● WHAT YOU HAVE TO DO
Retype the entries below exactly, dropping the images.

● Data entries
---

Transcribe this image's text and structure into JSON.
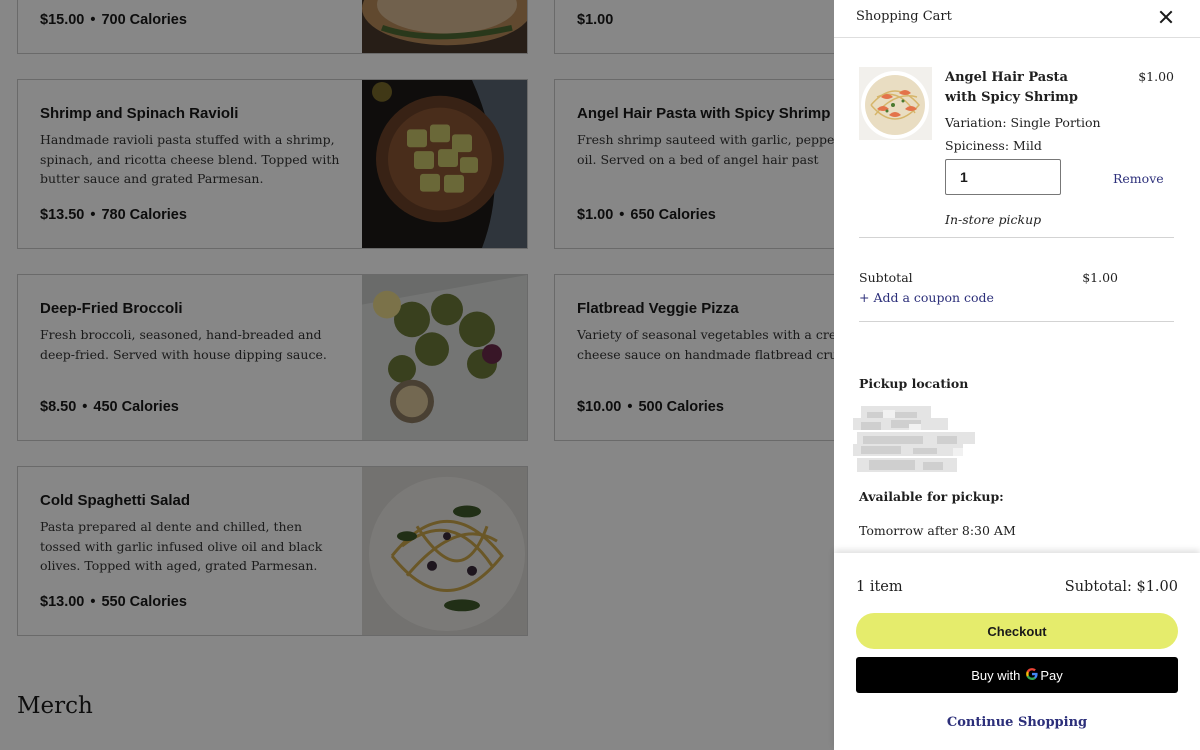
{
  "menu": {
    "items": [
      {
        "name": "",
        "description": "",
        "price": "$15.00",
        "calories": "700 Calories"
      },
      {
        "name": "",
        "description": "",
        "price": "$1.00",
        "calories": ""
      },
      {
        "name": "Shrimp and Spinach Ravioli",
        "description": "Handmade ravioli pasta stuffed with a shrimp, spinach, and ricotta cheese blend. Topped with butter sauce and grated Parmesan.",
        "price": "$13.50",
        "calories": "780 Calories"
      },
      {
        "name": "Angel Hair Pasta with Spicy Shrimp",
        "description": "Fresh shrimp sauteed with garlic, peppers, olive oil. Served on a bed of angel hair past",
        "price": "$1.00",
        "calories": "650 Calories"
      },
      {
        "name": "Deep-Fried Broccoli",
        "description": "Fresh broccoli, seasoned, hand-breaded and deep-fried. Served with house dipping sauce.",
        "price": "$8.50",
        "calories": "450 Calories"
      },
      {
        "name": "Flatbread Veggie Pizza",
        "description": "Variety of seasonal vegetables with a crear cheese sauce on handmade flatbread crust",
        "price": "$10.00",
        "calories": "500 Calories"
      },
      {
        "name": "Cold Spaghetti Salad",
        "description": "Pasta prepared al dente and chilled, then tossed with garlic infused olive oil and black olives. Topped with aged, grated Parmesan.",
        "price": "$13.00",
        "calories": "550 Calories"
      }
    ],
    "section_heading": "Merch",
    "bullet": "•"
  },
  "cart": {
    "title": "Shopping Cart",
    "item": {
      "name": "Angel Hair Pasta with Spicy Shrimp",
      "price": "$1.00",
      "variation": "Variation: Single Portion",
      "spiciness": "Spiciness: Mild",
      "quantity": "1",
      "remove_label": "Remove",
      "fulfillment": "In-store pickup"
    },
    "subtotal_label": "Subtotal",
    "subtotal_value": "$1.00",
    "coupon_link": "+ Add a coupon code",
    "pickup_location_label": "Pickup location",
    "available_label": "Available for pickup:",
    "pickup_time": "Tomorrow after 8:30 AM"
  },
  "footer": {
    "item_count": "1 item",
    "subtotal_label": "Subtotal:",
    "subtotal_value": "$1.00",
    "checkout_label": "Checkout",
    "gpay_prefix": "Buy with",
    "gpay_suffix": "Pay",
    "continue_label": "Continue Shopping"
  },
  "colors": {
    "checkout_button": "#e5ec6c",
    "link": "#2c2f7a",
    "overlay": "rgba(0,0,0,0.47)"
  },
  "icons": {
    "close": "close-icon",
    "google": "google-g-icon"
  }
}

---

● ANSWER BELOW
Transcribe this image's text and structure into JSON.
{
  "menu": {
    "items": [
      {
        "name": "",
        "description": "",
        "price": "$15.00",
        "calories": "700 Calories"
      },
      {
        "name": "",
        "description": "",
        "price": "$1.00",
        "calories": ""
      },
      {
        "name": "Shrimp and Spinach Ravioli",
        "description": "Handmade ravioli pasta stuffed with a shrimp, spinach, and ricotta cheese blend. Topped with butter sauce and grated Parmesan.",
        "price": "$13.50",
        "calories": "780 Calories"
      },
      {
        "name": "Angel Hair Pasta with Spicy Shrimp",
        "description": "Fresh shrimp sauteed with garlic, peppers, olive oil. Served on a bed of angel hair past",
        "price": "$1.00",
        "calories": "650 Calories"
      },
      {
        "name": "Deep-Fried Broccoli",
        "description": "Fresh broccoli, seasoned, hand-breaded and deep-fried. Served with house dipping sauce.",
        "price": "$8.50",
        "calories": "450 Calories"
      },
      {
        "name": "Flatbread Veggie Pizza",
        "description": "Variety of seasonal vegetables with a crear cheese sauce on handmade flatbread crust",
        "price": "$10.00",
        "calories": "500 Calories"
      },
      {
        "name": "Cold Spaghetti Salad",
        "description": "Pasta prepared al dente and chilled, then tossed with garlic infused olive oil and black olives. Topped with aged, grated Parmesan.",
        "price": "$13.00",
        "calories": "550 Calories"
      }
    ],
    "section_heading": "Merch",
    "bullet": "•"
  },
  "cart": {
    "title": "Shopping Cart",
    "item": {
      "name": "Angel Hair Pasta with Spicy Shrimp",
      "price": "$1.00",
      "variation": "Variation: Single Portion",
      "spiciness": "Spiciness: Mild",
      "quantity": "1",
      "remove_label": "Remove",
      "fulfillment": "In-store pickup"
    },
    "subtotal_label": "Subtotal",
    "subtotal_value": "$1.00",
    "coupon_link": "+ Add a coupon code",
    "pickup_location_label": "Pickup location",
    "available_label": "Available for pickup:",
    "pickup_time": "Tomorrow after 8:30 AM"
  },
  "footer": {
    "item_count": "1 item",
    "subtotal_label": "Subtotal:",
    "subtotal_value": "$1.00",
    "checkout_label": "Checkout",
    "gpay_prefix": "Buy with",
    "gpay_suffix": "Pay",
    "continue_label": "Continue Shopping"
  },
  "colors": {
    "checkout_button": "#e5ec6c",
    "link": "#2c2f7a",
    "overlay": "rgba(0,0,0,0.47)"
  },
  "icons": {
    "close": "close-icon",
    "google": "google-g-icon"
  }
}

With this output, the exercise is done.